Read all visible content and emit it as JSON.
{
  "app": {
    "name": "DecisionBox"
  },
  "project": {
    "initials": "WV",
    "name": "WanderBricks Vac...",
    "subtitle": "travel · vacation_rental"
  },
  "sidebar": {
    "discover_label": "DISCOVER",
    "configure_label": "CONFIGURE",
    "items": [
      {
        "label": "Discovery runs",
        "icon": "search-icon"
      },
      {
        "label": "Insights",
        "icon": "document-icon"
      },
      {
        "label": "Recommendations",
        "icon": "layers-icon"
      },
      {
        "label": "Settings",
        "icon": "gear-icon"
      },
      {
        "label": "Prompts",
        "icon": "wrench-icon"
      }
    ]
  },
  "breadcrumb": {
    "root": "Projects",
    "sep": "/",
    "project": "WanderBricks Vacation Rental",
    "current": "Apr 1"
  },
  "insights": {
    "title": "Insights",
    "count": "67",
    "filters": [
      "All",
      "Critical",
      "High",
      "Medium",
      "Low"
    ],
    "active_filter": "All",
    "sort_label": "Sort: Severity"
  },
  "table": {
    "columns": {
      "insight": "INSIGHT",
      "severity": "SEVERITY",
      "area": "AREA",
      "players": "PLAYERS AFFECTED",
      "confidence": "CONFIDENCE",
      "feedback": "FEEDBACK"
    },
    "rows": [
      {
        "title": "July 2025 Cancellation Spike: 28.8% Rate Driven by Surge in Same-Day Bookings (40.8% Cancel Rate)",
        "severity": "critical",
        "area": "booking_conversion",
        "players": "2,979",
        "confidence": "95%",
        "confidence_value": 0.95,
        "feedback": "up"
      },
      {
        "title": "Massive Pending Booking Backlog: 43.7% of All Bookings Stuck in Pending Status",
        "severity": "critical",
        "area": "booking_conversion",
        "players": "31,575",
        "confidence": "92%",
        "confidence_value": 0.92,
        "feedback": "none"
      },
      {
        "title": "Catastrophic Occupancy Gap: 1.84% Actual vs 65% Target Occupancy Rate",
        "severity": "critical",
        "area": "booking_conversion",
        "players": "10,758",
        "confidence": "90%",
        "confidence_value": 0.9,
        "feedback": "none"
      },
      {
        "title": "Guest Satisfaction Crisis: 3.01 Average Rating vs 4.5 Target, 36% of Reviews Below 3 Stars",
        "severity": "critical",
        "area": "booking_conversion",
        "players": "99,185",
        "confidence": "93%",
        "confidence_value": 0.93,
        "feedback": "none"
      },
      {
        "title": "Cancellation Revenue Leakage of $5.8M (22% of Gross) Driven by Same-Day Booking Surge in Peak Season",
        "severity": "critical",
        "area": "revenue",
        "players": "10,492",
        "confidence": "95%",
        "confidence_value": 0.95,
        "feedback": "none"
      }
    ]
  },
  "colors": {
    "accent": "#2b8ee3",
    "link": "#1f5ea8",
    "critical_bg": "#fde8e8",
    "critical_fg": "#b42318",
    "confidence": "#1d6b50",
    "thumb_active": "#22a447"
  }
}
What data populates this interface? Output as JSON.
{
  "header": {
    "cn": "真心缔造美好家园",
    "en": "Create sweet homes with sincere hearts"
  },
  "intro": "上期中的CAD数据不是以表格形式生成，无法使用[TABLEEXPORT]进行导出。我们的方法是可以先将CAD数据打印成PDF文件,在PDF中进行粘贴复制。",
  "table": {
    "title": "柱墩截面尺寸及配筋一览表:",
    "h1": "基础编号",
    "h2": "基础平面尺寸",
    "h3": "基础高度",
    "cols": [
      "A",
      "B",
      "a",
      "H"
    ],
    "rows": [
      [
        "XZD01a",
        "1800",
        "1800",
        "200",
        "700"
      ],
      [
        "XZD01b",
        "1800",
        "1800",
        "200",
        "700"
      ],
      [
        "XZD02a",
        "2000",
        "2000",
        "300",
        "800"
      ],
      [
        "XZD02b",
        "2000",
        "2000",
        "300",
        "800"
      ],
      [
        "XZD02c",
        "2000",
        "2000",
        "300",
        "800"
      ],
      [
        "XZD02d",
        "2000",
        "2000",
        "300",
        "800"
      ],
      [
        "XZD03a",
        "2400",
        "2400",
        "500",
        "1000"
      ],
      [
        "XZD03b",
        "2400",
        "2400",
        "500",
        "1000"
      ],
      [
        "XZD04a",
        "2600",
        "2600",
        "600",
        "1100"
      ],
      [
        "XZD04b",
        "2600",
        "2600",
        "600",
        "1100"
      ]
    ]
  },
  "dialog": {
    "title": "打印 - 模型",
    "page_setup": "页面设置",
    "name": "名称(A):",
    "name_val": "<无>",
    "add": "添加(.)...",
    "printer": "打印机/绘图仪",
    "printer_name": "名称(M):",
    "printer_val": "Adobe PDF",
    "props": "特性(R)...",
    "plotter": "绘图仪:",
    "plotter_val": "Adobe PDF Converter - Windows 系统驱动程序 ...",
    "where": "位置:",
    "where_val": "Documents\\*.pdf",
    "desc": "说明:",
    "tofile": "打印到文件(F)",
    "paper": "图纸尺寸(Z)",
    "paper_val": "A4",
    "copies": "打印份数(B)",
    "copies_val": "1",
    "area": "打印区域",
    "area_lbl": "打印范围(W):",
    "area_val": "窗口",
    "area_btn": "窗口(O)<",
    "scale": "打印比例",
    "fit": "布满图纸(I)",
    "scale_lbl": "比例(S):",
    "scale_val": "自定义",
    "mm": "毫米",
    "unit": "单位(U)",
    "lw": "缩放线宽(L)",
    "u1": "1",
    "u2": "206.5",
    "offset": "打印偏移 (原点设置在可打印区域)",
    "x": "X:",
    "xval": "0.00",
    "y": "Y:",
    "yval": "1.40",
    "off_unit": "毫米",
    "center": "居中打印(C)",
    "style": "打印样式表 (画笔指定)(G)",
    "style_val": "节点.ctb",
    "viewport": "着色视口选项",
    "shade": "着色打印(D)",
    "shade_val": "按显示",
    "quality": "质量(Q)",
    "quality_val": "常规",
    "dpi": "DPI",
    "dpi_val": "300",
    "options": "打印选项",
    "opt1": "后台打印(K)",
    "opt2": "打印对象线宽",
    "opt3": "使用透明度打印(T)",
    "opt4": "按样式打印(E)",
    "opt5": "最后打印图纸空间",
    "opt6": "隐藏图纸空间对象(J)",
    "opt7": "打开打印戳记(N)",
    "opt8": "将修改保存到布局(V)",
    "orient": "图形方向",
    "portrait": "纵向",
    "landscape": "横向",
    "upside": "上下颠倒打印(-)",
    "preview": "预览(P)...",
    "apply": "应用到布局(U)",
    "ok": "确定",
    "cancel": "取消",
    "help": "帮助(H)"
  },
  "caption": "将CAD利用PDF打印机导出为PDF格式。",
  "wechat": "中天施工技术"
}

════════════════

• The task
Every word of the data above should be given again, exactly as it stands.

• Result
Read all visible content and emit it as JSON.
{
  "app": {
    "name": "DecisionBox"
  },
  "project": {
    "initials": "WV",
    "name": "WanderBricks Vac...",
    "subtitle": "travel · vacation_rental"
  },
  "sidebar": {
    "discover_label": "DISCOVER",
    "configure_label": "CONFIGURE",
    "items": [
      {
        "label": "Discovery runs",
        "icon": "search-icon"
      },
      {
        "label": "Insights",
        "icon": "document-icon"
      },
      {
        "label": "Recommendations",
        "icon": "layers-icon"
      },
      {
        "label": "Settings",
        "icon": "gear-icon"
      },
      {
        "label": "Prompts",
        "icon": "wrench-icon"
      }
    ]
  },
  "breadcrumb": {
    "root": "Projects",
    "sep": "/",
    "project": "WanderBricks Vacation Rental",
    "current": "Apr 1"
  },
  "insights": {
    "title": "Insights",
    "count": "67",
    "filters": [
      "All",
      "Critical",
      "High",
      "Medium",
      "Low"
    ],
    "active_filter": "All",
    "sort_label": "Sort: Severity"
  },
  "table": {
    "columns": {
      "insight": "INSIGHT",
      "severity": "SEVERITY",
      "area": "AREA",
      "players": "PLAYERS AFFECTED",
      "confidence": "CONFIDENCE",
      "feedback": "FEEDBACK"
    },
    "rows": [
      {
        "title": "July 2025 Cancellation Spike: 28.8% Rate Driven by Surge in Same-Day Bookings (40.8% Cancel Rate)",
        "severity": "critical",
        "area": "booking_conversion",
        "players": "2,979",
        "confidence": "95%",
        "confidence_value": 0.95,
        "feedback": "up"
      },
      {
        "title": "Massive Pending Booking Backlog: 43.7% of All Bookings Stuck in Pending Status",
        "severity": "critical",
        "area": "booking_conversion",
        "players": "31,575",
        "confidence": "92%",
        "confidence_value": 0.92,
        "feedback": "none"
      },
      {
        "title": "Catastrophic Occupancy Gap: 1.84% Actual vs 65% Target Occupancy Rate",
        "severity": "critical",
        "area": "booking_conversion",
        "players": "10,758",
        "confidence": "90%",
        "confidence_value": 0.9,
        "feedback": "none"
      },
      {
        "title": "Guest Satisfaction Crisis: 3.01 Average Rating vs 4.5 Target, 36% of Reviews Below 3 Stars",
        "severity": "critical",
        "area": "booking_conversion",
        "players": "99,185",
        "confidence": "93%",
        "confidence_value": 0.93,
        "feedback": "none"
      },
      {
        "title": "Cancellation Revenue Leakage of $5.8M (22% of Gross) Driven by Same-Day Booking Surge in Peak Season",
        "severity": "critical",
        "area": "revenue",
        "players": "10,492",
        "confidence": "95%",
        "confidence_value": 0.95,
        "feedback": "none"
      }
    ]
  },
  "colors": {
    "accent": "#2b8ee3",
    "link": "#1f5ea8",
    "critical_bg": "#fde8e8",
    "critical_fg": "#b42318",
    "confidence": "#1d6b50",
    "thumb_active": "#22a447"
  }
}
What data populates this interface? Output as JSON.
{
  "header": {
    "cn": "真心缔造美好家园",
    "en": "Create sweet homes with sincere hearts"
  },
  "intro": "上期中的CAD数据不是以表格形式生成，无法使用[TABLEEXPORT]进行导出。我们的方法是可以先将CAD数据打印成PDF文件,在PDF中进行粘贴复制。",
  "table": {
    "title": "柱墩截面尺寸及配筋一览表:",
    "h1": "基础编号",
    "h2": "基础平面尺寸",
    "h3": "基础高度",
    "cols": [
      "A",
      "B",
      "a",
      "H"
    ],
    "rows": [
      [
        "XZD01a",
        "1800",
        "1800",
        "200",
        "700"
      ],
      [
        "XZD01b",
        "1800",
        "1800",
        "200",
        "700"
      ],
      [
        "XZD02a",
        "2000",
        "2000",
        "300",
        "800"
      ],
      [
        "XZD02b",
        "2000",
        "2000",
        "300",
        "800"
      ],
      [
        "XZD02c",
        "2000",
        "2000",
        "300",
        "800"
      ],
      [
        "XZD02d",
        "2000",
        "2000",
        "300",
        "800"
      ],
      [
        "XZD03a",
        "2400",
        "2400",
        "500",
        "1000"
      ],
      [
        "XZD03b",
        "2400",
        "2400",
        "500",
        "1000"
      ],
      [
        "XZD04a",
        "2600",
        "2600",
        "600",
        "1100"
      ],
      [
        "XZD04b",
        "2600",
        "2600",
        "600",
        "1100"
      ]
    ]
  },
  "dialog": {
    "title": "打印 - 模型",
    "page_setup": "页面设置",
    "name": "名称(A):",
    "name_val": "<无>",
    "add": "添加(.)...",
    "printer": "打印机/绘图仪",
    "printer_name": "名称(M):",
    "printer_val": "Adobe PDF",
    "props": "特性(R)...",
    "plotter": "绘图仪:",
    "plotter_val": "Adobe PDF Converter - Windows 系统驱动程序 ...",
    "where": "位置:",
    "where_val": "Documents\\*.pdf",
    "desc": "说明:",
    "tofile": "打印到文件(F)",
    "paper": "图纸尺寸(Z)",
    "paper_val": "A4",
    "copies": "打印份数(B)",
    "copies_val": "1",
    "area": "打印区域",
    "area_lbl": "打印范围(W):",
    "area_val": "窗口",
    "area_btn": "窗口(O)<",
    "scale": "打印比例",
    "fit": "布满图纸(I)",
    "scale_lbl": "比例(S):",
    "scale_val": "自定义",
    "mm": "毫米",
    "unit": "单位(U)",
    "lw": "缩放线宽(L)",
    "u1": "1",
    "u2": "206.5",
    "offset": "打印偏移 (原点设置在可打印区域)",
    "x": "X:",
    "xval": "0.00",
    "y": "Y:",
    "yval": "1.40",
    "off_unit": "毫米",
    "center": "居中打印(C)",
    "style": "打印样式表 (画笔指定)(G)",
    "style_val": "节点.ctb",
    "viewport": "着色视口选项",
    "shade": "着色打印(D)",
    "shade_val": "按显示",
    "quality": "质量(Q)",
    "quality_val": "常规",
    "dpi": "DPI",
    "dpi_val": "300",
    "options": "打印选项",
    "opt1": "后台打印(K)",
    "opt2": "打印对象线宽",
    "opt3": "使用透明度打印(T)",
    "opt4": "按样式打印(E)",
    "opt5": "最后打印图纸空间",
    "opt6": "隐藏图纸空间对象(J)",
    "opt7": "打开打印戳记(N)",
    "opt8": "将修改保存到布局(V)",
    "orient": "图形方向",
    "portrait": "纵向",
    "landscape": "横向",
    "upside": "上下颠倒打印(-)",
    "preview": "预览(P)...",
    "apply": "应用到布局(U)",
    "ok": "确定",
    "cancel": "取消",
    "help": "帮助(H)"
  },
  "caption": "将CAD利用PDF打印机导出为PDF格式。",
  "wechat": "中天施工技术"
}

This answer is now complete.